[Listed records]

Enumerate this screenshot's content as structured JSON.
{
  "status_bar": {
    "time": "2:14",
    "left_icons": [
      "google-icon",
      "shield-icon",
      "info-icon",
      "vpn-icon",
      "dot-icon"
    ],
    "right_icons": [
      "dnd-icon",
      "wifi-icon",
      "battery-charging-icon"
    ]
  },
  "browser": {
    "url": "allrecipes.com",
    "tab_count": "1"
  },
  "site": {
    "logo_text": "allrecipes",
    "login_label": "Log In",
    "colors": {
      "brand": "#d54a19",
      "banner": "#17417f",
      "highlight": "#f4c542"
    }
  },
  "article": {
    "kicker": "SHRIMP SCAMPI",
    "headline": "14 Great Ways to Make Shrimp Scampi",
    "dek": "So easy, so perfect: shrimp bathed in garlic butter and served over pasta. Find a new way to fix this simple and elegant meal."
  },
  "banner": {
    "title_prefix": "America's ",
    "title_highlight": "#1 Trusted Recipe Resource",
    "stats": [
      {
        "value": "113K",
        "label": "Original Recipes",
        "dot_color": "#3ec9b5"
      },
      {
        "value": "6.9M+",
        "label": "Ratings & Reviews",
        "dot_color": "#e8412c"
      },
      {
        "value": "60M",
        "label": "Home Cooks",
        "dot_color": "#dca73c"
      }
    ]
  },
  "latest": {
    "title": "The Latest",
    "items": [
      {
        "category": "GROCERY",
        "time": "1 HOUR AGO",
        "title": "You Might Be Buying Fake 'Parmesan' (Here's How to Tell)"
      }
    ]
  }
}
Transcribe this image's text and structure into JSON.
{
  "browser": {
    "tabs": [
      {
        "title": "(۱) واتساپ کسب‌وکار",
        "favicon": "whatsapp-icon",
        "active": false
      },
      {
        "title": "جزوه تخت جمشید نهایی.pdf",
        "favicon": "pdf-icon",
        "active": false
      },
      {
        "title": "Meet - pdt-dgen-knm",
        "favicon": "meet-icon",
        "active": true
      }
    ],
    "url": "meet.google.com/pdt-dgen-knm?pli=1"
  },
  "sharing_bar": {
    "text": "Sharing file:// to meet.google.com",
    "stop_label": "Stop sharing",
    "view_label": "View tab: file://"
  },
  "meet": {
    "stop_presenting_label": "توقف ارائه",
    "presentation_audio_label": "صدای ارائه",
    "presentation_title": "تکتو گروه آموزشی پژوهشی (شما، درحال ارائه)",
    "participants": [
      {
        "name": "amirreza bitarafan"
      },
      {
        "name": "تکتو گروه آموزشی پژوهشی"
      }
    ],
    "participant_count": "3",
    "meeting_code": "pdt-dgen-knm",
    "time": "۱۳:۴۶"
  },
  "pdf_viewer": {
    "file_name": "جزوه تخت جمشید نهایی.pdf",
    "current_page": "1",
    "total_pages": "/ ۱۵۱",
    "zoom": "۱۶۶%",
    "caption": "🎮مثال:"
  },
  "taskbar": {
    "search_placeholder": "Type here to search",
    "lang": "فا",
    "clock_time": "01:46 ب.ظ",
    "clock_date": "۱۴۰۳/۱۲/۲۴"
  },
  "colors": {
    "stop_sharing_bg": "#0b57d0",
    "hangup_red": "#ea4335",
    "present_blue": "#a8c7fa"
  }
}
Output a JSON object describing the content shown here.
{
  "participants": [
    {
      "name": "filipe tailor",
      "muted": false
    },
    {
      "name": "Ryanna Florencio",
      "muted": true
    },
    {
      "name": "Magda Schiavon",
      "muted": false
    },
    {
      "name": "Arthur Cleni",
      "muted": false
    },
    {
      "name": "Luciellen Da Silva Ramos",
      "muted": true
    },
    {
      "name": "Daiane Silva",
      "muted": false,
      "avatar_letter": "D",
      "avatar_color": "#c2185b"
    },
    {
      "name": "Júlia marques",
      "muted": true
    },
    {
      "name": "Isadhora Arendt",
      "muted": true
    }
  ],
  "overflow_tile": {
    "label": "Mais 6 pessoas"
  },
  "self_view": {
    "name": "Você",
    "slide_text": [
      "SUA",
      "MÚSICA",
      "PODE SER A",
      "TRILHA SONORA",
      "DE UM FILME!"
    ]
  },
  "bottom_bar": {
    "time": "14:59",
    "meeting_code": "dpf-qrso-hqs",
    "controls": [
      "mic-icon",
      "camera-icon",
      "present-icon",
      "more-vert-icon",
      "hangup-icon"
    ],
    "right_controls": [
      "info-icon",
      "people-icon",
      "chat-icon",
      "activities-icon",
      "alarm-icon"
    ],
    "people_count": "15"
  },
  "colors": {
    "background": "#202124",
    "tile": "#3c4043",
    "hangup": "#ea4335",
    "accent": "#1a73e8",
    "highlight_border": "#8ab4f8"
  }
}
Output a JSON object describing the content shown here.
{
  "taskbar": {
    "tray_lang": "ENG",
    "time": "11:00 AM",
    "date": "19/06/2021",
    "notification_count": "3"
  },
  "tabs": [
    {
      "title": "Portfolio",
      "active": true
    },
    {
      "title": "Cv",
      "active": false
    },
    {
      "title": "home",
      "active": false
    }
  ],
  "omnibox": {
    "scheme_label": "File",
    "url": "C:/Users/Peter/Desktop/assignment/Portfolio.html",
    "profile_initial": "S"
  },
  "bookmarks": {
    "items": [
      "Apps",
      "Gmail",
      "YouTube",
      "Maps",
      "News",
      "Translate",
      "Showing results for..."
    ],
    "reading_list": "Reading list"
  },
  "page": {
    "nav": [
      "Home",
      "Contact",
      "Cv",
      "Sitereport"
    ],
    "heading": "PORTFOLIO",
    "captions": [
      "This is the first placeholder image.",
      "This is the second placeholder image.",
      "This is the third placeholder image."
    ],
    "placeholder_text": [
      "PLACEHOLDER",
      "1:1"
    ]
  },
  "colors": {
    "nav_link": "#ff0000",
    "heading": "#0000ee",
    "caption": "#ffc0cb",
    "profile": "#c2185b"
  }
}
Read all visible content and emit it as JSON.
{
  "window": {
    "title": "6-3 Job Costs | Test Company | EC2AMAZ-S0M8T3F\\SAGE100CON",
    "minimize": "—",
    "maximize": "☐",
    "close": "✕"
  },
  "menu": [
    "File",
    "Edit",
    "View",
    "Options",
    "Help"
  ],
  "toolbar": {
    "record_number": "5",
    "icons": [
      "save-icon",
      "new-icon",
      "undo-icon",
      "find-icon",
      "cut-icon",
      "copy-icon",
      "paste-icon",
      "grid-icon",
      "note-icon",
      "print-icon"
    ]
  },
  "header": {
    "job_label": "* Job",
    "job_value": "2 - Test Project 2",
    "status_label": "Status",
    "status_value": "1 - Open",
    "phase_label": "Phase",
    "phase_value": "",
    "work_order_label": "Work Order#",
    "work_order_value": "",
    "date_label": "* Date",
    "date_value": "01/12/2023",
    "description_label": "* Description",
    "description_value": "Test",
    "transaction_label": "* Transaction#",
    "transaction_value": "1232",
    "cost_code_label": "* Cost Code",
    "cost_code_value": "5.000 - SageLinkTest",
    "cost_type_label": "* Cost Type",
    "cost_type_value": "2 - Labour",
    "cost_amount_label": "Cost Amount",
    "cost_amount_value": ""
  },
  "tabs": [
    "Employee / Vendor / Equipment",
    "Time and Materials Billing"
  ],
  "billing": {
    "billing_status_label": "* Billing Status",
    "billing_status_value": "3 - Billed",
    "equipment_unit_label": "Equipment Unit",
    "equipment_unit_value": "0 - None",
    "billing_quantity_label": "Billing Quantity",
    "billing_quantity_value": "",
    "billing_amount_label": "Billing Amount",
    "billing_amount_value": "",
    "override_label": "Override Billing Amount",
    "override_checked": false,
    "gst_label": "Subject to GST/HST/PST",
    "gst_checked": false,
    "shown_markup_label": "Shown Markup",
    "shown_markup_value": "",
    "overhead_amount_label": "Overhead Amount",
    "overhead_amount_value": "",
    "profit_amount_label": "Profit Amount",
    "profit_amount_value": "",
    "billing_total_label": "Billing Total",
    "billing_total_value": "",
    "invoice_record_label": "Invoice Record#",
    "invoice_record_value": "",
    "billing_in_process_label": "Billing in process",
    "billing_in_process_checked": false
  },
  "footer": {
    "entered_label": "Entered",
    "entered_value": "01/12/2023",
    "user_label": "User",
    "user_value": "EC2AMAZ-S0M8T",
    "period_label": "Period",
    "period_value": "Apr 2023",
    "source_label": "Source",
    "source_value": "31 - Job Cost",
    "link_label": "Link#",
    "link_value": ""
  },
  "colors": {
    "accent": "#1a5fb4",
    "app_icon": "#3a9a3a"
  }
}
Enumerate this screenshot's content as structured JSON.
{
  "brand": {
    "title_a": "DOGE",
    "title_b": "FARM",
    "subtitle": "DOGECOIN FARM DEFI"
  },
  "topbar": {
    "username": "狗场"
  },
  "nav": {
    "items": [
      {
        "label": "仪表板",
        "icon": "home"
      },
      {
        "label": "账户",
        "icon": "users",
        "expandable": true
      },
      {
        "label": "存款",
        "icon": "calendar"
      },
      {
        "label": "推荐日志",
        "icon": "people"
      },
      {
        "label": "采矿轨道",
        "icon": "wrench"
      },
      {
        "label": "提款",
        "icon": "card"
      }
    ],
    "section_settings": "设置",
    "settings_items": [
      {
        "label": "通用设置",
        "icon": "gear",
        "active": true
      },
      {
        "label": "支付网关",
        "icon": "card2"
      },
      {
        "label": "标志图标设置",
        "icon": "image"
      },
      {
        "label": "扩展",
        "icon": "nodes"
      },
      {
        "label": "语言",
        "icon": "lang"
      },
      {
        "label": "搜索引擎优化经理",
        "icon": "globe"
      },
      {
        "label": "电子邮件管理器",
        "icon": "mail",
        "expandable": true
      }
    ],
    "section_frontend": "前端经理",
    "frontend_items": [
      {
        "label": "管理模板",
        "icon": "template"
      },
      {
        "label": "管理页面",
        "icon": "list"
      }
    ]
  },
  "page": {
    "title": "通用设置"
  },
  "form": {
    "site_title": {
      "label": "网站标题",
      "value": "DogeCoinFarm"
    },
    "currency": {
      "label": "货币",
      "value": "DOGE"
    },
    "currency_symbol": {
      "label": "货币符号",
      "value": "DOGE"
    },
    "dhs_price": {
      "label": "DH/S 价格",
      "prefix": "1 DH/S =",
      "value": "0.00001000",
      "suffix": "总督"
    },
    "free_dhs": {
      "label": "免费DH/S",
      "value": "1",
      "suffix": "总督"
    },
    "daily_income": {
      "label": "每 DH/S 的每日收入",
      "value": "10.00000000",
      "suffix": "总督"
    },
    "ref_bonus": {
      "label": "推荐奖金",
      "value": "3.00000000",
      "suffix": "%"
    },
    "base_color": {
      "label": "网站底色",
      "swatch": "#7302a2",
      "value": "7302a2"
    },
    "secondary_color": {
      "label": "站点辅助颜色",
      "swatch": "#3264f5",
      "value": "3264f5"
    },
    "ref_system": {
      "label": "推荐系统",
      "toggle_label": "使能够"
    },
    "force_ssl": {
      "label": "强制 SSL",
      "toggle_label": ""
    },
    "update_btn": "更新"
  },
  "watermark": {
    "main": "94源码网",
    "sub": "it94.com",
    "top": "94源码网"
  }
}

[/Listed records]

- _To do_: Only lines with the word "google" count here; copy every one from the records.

- _Output of the task_:
      "google-icon",
    "url": "meet.google.com/pdt-dgen-knm?pli=1"
    "text": "Sharing file:// to meet.google.com",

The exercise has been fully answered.